## Material provided

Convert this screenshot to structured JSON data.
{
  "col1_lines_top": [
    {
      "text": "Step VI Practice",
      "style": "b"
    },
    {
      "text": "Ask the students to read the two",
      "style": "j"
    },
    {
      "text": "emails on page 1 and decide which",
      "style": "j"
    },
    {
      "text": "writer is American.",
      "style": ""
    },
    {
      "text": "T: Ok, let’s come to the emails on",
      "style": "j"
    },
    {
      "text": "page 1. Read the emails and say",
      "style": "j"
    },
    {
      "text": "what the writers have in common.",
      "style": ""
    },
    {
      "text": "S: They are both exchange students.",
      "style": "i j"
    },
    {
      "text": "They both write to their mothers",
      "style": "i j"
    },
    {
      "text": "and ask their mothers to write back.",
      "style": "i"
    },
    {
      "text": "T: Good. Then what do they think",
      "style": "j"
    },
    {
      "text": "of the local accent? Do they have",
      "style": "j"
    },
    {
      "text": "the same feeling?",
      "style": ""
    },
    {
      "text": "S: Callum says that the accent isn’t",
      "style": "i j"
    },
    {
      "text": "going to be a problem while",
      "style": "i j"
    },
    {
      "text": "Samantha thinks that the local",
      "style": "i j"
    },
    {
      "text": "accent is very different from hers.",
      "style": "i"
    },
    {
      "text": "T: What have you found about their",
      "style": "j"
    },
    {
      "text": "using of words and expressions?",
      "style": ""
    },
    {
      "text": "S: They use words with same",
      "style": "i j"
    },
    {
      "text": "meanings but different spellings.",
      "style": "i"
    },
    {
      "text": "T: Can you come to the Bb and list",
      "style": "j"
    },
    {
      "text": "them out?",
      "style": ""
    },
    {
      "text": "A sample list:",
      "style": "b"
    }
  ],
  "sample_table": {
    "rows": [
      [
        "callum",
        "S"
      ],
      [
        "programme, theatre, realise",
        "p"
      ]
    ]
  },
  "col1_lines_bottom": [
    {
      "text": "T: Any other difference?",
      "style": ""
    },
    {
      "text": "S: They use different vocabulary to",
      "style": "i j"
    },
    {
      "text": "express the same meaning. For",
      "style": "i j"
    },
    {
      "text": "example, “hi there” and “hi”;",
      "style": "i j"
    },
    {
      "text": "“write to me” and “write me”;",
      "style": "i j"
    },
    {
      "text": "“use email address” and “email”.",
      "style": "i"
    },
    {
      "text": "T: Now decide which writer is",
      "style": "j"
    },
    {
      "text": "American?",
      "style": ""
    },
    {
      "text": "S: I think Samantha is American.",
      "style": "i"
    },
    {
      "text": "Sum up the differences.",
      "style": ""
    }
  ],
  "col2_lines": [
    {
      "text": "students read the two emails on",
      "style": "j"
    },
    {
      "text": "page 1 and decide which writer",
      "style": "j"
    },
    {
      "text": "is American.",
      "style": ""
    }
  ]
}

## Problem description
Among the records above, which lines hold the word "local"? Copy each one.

## Response
      "text": "of the local accent? Do they have",
      "text": "Samantha thinks that the local",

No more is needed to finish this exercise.